So, our PHS athletes can be proud of their nickname. At least, "Maroon" isn't likely to offend any generic or racial group or some other sensitive demographic segment of society. That means it's OK when our cheerleaders exhort local teams onward against the foe. We won't thereby be figuratively stepping on someone's toes.

Incidentally, I know of only two other schools using that nickname, Maroon. One of course is our friendly rival to the north, Blackwell, and the other is Mississippi State University. Do you know if there are others?

Probably some of you remember Virgil V. Sherrod, former advertising and business manager of The Perry Daily Journal. He left here around 1941 to take a position with a newspaper in Houma, La., and he later became and erector for Linotype machines, when that was the international standard method of typesetting.

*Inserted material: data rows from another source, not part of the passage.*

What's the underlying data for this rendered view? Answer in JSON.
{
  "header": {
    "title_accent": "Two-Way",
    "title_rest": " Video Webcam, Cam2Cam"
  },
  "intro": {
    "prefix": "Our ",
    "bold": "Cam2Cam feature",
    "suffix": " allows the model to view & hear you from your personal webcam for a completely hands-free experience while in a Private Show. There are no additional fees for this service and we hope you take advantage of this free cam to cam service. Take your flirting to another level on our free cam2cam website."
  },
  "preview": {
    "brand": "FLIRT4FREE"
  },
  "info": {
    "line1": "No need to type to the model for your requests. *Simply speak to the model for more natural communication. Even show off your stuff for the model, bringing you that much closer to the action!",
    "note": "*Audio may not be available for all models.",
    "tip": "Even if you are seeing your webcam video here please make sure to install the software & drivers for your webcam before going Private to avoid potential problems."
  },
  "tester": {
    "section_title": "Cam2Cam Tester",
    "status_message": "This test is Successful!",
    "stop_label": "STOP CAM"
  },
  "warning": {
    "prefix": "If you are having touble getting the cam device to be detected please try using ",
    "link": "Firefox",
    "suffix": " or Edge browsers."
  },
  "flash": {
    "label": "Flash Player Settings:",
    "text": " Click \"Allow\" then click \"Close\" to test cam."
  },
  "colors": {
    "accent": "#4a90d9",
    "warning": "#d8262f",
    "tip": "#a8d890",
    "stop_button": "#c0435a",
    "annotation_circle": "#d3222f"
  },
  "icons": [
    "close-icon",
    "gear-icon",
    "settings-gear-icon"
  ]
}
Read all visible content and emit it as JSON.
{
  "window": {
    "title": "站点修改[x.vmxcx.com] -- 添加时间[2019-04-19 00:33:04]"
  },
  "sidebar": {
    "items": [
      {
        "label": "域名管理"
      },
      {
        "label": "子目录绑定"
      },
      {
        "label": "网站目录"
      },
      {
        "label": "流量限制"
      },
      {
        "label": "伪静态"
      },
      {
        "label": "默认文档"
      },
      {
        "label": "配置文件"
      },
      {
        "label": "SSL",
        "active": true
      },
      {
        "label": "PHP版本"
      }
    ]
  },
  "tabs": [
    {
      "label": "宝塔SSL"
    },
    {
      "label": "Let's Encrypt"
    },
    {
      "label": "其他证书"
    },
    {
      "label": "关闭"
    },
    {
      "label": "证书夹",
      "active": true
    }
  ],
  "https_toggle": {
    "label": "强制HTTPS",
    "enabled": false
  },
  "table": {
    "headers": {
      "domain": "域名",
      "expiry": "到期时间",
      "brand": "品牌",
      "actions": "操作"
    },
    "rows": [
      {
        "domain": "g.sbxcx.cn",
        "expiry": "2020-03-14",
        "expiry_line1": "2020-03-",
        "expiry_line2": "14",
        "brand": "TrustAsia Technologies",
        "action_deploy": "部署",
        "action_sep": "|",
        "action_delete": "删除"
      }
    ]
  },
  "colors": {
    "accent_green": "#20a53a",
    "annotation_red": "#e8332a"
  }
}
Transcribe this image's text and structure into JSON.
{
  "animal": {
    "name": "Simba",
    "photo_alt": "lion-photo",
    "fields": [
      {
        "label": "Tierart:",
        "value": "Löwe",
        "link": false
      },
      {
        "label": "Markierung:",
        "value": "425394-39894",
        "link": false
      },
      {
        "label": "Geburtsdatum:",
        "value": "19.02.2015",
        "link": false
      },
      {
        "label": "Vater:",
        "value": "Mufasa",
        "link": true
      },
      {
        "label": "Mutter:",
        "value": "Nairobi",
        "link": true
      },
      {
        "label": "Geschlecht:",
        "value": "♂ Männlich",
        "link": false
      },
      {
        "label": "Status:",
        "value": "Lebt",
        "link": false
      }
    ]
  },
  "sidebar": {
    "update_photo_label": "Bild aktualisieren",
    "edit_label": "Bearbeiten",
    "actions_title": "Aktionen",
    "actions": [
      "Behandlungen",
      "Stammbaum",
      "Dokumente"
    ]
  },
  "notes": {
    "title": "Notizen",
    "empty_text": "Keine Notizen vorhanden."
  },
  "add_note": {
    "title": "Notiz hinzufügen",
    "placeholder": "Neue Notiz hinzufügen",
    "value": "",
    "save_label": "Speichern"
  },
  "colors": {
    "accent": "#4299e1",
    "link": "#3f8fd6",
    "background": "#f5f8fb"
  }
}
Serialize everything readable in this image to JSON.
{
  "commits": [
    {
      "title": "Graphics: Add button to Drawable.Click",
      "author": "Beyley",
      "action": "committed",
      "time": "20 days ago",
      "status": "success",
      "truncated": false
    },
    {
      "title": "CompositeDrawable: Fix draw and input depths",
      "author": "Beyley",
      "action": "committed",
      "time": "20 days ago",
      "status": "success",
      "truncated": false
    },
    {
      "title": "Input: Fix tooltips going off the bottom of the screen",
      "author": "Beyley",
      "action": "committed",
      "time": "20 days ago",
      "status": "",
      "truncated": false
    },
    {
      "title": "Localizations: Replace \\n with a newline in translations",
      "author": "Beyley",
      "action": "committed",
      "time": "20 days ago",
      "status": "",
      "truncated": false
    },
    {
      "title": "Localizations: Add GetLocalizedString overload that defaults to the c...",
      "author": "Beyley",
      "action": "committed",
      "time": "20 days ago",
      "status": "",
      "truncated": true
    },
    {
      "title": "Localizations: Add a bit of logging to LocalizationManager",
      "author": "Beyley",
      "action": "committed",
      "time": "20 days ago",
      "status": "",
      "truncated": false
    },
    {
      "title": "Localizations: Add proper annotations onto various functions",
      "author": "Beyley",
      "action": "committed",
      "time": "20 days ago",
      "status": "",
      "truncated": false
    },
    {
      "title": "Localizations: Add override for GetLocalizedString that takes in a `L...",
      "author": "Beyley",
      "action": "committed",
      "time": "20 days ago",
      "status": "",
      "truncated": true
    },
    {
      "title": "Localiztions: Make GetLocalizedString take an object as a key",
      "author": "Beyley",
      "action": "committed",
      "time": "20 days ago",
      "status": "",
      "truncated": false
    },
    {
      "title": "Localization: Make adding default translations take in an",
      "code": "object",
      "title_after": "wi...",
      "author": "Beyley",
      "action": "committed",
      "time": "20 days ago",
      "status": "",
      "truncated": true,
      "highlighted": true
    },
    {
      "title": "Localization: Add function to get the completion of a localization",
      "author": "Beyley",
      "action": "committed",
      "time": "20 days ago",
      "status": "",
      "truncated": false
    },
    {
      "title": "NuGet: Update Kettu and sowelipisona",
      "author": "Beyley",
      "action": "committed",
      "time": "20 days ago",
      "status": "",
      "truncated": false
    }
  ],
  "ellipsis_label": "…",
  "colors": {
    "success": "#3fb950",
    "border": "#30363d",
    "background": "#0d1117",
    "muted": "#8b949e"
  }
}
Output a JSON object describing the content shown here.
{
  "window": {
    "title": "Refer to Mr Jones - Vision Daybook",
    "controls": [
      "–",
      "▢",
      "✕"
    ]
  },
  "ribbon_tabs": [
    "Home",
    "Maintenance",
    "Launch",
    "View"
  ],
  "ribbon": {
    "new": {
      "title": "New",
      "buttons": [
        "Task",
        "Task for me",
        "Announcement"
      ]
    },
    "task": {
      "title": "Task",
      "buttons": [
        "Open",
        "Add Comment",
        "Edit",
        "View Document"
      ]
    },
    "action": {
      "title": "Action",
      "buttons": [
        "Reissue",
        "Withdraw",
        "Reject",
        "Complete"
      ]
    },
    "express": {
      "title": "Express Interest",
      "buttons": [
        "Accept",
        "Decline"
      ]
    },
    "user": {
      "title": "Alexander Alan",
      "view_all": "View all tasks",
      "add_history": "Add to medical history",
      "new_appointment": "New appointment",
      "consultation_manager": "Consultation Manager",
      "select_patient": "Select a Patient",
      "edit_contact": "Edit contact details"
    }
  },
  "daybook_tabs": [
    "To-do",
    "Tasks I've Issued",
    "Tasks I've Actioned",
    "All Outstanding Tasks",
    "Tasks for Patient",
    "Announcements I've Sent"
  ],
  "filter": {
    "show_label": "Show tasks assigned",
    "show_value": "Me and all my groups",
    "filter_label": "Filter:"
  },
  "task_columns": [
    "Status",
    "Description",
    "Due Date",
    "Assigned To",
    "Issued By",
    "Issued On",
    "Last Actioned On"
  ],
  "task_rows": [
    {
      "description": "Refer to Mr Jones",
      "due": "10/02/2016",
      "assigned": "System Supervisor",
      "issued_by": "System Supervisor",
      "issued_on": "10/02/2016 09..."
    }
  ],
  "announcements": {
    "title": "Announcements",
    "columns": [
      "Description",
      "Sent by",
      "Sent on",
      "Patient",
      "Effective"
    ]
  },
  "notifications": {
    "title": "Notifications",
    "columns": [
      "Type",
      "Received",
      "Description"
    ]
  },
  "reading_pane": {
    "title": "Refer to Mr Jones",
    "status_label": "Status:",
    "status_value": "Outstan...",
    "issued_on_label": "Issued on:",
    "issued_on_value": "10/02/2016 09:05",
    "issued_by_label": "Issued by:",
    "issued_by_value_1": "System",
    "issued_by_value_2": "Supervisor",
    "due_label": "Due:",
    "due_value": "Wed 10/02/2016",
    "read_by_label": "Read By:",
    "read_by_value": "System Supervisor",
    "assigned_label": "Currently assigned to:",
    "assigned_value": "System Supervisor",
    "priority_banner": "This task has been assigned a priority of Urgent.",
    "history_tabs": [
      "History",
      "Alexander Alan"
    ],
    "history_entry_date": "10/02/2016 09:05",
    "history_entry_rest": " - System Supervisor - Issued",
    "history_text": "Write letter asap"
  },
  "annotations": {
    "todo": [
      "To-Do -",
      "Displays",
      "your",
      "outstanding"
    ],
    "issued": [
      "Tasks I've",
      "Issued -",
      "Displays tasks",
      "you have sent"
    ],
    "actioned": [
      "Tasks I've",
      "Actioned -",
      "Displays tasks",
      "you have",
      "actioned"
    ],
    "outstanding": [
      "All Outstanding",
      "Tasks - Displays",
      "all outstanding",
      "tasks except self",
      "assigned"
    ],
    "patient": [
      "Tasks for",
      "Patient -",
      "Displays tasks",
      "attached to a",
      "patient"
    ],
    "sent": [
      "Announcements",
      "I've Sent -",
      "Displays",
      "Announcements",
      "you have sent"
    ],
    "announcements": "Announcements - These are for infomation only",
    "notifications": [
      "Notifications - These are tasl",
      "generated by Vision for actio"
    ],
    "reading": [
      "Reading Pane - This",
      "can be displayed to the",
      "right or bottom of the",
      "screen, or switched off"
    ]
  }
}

I lost track of him long ago, though I heard he had passed away, but I just recently learned that his wife, Jeannette, and a daughter, Juhree Vanderpool, now live in Newkirk. They would welcome word from their former Perry friends. The other Sherrod children were Sondra and a son, Kim. I do not know their present whereabouts.

Virgil left The Journal shortly after I started working there, but one thing I remember about him is his Poor Boy Club name - Gurgle Flarrod. Those guys had a knack for that. Virgil worked with a managing editor at The Journal named Sam Schwieger, who is kind of revered by former Poor Boys as the editor of their own irregular newsletter and a clever "Keeper of the Notes." His club name? Dam Jigger. Sam also wrote a column called Semi-Serious while with The Journal. He's been an Arkansas resident for many years.